mikeferrentino
Mike Ferrentino
7 months, 3 weeks ago
0

I was gonna try to deny everything, chalk it up to the random capriciousness of google image searches, plead the fifth... But I dug up the link where that image came from, and you are correct:

https://mountainbikingzane.wordpress.com/2009/09/23/diy-tubeless-goo-for-mountain-bike-tyres/

I am at once both impressed and disturbed by your clarity of recall...

Reply

velocipedestrian
Velocipedestrian
7 months, 3 weeks ago
+1 Mike Ferrentino

Ha! How many degrees of separation between mountain bikers in NZ?

I recently rebuilt his old Horst 5spot (again) after finding a crack in my partners seatstay. 

And yes, you're not the first to be perturbed by the freaky detail recall tricks my brain comes out with. Pity I've never found a practical use for it.

Reply

Glass
Glass
7 months, 3 weeks ago
0

Schwalbe Eddy current front tyres on both wheels in super trail casing with cushcore front and back and lightweight tubes. 12psi front and 15psi back for trail riding and 15/18psi for bikepark/DH/rocky terrain riding. I weigh 60kg/132lb and my Nicolai G1 has 203/212mm of travel.

Reply

Enel
Eric Nelson
7 months, 2 weeks ago
0

Great article. I keep a note with pressures desired in my phone for the various bikes.

Reply

KenN
KenN
7 months, 2 weeks ago
0

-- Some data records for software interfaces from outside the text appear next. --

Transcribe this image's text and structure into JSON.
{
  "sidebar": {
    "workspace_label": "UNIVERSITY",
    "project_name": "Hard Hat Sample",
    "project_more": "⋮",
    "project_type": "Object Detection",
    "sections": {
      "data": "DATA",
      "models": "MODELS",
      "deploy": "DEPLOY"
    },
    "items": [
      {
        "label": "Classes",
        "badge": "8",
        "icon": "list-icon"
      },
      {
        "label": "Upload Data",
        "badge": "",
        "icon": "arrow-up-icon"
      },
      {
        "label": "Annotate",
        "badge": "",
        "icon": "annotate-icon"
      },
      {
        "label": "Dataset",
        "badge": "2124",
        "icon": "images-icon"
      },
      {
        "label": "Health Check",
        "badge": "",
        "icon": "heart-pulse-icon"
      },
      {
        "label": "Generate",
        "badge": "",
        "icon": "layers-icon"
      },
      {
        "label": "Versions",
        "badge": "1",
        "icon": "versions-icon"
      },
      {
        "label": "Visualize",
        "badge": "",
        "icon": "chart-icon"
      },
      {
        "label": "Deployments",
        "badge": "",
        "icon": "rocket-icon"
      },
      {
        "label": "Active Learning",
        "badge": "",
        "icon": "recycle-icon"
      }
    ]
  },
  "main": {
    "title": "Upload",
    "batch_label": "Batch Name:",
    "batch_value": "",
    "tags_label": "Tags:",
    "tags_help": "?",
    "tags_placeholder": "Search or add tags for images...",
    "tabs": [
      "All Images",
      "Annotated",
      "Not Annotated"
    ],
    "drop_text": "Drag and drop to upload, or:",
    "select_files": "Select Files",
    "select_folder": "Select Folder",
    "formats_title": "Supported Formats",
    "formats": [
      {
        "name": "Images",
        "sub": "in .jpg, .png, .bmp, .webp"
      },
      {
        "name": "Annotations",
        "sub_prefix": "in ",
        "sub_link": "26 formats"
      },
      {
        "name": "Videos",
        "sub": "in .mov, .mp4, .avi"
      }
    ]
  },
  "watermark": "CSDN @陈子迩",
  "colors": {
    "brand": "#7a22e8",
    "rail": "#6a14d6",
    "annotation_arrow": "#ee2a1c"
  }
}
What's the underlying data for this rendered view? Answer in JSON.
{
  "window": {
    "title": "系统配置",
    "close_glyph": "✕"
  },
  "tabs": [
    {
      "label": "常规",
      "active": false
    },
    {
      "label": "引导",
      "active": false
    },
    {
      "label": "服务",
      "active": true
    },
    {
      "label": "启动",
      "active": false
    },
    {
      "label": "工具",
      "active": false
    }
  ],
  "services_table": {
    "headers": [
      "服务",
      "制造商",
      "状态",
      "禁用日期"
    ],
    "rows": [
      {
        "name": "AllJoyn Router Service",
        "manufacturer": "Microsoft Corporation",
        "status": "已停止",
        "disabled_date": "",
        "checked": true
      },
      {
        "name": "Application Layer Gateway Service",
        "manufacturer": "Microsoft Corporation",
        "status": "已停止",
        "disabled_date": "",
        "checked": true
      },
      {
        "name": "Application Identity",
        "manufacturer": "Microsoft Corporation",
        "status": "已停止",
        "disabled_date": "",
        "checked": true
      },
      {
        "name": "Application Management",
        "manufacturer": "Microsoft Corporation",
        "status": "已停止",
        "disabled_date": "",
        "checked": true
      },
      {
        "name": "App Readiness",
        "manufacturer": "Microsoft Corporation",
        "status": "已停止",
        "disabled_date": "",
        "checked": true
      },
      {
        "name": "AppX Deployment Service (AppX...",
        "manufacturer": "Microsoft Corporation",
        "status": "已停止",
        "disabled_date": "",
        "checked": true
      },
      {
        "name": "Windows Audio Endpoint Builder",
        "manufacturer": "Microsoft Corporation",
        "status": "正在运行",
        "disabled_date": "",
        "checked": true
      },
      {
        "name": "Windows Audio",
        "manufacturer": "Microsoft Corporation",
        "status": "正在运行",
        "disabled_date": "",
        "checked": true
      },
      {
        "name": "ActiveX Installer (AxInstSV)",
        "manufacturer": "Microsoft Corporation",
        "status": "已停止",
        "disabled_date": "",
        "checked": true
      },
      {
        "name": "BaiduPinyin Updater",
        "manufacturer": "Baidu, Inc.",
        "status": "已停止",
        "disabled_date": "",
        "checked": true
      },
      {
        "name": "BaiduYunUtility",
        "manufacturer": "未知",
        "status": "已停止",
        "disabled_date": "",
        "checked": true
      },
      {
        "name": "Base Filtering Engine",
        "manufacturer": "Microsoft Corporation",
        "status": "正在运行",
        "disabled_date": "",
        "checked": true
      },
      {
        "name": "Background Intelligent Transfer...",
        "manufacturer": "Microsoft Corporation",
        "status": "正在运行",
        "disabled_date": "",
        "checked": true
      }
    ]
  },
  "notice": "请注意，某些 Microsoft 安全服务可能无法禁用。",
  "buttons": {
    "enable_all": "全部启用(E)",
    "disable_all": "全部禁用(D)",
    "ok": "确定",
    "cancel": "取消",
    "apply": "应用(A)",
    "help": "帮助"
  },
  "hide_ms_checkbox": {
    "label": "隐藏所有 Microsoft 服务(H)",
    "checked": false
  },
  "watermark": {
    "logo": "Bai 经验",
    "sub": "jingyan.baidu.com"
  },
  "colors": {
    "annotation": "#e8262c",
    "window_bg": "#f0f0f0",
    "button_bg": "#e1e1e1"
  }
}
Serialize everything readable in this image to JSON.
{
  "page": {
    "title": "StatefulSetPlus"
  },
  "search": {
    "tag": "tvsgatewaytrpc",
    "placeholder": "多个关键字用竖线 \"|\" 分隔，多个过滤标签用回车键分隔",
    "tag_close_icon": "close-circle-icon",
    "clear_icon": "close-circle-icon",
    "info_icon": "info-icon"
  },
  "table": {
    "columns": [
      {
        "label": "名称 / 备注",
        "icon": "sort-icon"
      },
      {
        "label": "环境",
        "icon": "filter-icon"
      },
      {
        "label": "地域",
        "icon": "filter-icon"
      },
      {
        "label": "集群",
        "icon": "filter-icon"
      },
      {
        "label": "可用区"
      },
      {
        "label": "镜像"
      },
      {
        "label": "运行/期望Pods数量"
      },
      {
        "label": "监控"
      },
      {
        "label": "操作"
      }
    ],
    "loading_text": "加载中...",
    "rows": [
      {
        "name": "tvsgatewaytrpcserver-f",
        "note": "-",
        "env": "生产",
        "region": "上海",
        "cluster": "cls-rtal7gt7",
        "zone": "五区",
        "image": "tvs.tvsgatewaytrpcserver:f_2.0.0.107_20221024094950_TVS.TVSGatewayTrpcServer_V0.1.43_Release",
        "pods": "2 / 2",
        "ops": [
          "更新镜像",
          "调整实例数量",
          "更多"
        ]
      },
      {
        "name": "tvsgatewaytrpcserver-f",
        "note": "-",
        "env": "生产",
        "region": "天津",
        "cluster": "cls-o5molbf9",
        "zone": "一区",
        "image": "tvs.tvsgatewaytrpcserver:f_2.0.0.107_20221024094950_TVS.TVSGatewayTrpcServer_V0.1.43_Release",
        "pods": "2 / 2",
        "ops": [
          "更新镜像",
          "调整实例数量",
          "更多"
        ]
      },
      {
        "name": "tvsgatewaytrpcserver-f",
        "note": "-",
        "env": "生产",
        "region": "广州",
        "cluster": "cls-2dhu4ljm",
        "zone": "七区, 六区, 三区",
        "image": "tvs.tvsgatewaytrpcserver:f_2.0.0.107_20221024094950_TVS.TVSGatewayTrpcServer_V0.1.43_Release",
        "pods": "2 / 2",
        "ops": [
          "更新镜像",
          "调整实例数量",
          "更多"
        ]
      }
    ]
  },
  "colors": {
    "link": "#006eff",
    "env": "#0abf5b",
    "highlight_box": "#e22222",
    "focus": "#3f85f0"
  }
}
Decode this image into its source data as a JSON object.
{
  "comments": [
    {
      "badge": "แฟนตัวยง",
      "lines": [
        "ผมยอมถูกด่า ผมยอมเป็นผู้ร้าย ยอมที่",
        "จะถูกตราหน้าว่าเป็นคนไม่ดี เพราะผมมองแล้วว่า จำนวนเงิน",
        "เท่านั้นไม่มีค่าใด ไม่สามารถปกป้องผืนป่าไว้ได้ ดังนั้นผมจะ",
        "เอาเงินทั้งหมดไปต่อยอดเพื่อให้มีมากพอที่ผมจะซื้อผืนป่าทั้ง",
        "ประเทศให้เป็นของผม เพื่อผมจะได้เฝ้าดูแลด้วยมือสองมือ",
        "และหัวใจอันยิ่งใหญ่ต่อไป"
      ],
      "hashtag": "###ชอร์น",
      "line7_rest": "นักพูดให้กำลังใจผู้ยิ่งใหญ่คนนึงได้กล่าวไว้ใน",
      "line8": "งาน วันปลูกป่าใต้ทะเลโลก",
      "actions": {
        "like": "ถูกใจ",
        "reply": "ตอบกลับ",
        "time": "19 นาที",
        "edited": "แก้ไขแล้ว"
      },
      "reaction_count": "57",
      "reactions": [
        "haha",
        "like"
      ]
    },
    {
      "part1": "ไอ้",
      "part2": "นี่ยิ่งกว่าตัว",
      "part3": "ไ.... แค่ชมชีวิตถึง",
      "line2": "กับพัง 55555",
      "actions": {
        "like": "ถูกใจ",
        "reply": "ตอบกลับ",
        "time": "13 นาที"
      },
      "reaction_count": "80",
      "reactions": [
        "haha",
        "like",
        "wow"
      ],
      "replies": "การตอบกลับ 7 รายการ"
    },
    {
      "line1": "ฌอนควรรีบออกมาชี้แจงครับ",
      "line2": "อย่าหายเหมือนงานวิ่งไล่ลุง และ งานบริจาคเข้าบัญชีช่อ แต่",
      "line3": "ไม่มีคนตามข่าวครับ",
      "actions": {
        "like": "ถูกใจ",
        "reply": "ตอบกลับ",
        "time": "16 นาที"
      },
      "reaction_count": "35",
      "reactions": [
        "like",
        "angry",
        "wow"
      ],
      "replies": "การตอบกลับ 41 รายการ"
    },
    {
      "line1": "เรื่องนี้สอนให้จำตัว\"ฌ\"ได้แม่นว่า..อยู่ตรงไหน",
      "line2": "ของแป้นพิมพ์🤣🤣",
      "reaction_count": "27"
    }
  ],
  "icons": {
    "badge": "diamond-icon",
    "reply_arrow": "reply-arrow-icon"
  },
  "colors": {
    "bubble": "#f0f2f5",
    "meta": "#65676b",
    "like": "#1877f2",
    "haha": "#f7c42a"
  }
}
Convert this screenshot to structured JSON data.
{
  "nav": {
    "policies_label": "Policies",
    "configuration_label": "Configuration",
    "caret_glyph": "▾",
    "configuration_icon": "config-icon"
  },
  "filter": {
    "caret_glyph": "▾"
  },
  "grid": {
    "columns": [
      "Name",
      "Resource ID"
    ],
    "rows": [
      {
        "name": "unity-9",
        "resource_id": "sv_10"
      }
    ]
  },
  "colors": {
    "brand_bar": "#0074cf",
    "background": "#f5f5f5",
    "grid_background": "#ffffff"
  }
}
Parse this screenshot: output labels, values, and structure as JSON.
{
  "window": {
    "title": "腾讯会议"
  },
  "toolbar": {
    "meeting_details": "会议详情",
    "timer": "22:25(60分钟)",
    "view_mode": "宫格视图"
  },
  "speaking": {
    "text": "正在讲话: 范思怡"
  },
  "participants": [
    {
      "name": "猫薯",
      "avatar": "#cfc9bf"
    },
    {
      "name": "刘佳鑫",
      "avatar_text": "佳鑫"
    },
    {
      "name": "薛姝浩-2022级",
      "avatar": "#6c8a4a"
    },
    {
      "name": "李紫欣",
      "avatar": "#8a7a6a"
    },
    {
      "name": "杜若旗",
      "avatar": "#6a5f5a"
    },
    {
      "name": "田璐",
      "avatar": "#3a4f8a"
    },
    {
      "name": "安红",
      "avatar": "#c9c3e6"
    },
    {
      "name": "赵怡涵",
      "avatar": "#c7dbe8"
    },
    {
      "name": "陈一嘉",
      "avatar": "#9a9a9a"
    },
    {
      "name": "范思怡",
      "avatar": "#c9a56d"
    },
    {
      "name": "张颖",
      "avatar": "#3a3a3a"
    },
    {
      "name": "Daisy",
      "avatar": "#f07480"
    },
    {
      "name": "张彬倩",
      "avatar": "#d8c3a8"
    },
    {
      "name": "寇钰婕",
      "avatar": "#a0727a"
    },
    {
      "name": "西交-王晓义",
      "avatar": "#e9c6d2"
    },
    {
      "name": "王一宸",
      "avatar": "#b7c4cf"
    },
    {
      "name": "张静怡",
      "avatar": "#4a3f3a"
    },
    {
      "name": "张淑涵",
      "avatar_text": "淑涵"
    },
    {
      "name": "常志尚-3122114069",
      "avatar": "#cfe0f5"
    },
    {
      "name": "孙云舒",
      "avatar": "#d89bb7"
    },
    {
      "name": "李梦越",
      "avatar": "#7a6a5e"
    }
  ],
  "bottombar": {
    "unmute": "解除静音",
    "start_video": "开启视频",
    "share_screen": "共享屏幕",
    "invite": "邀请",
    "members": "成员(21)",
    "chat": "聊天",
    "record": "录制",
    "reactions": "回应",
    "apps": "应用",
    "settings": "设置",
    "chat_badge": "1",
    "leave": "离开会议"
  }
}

All I know for sure is, if you're not running different pressures front/rear, then you're not part of the cool crowd.

Reply

Please log in to leave a comment.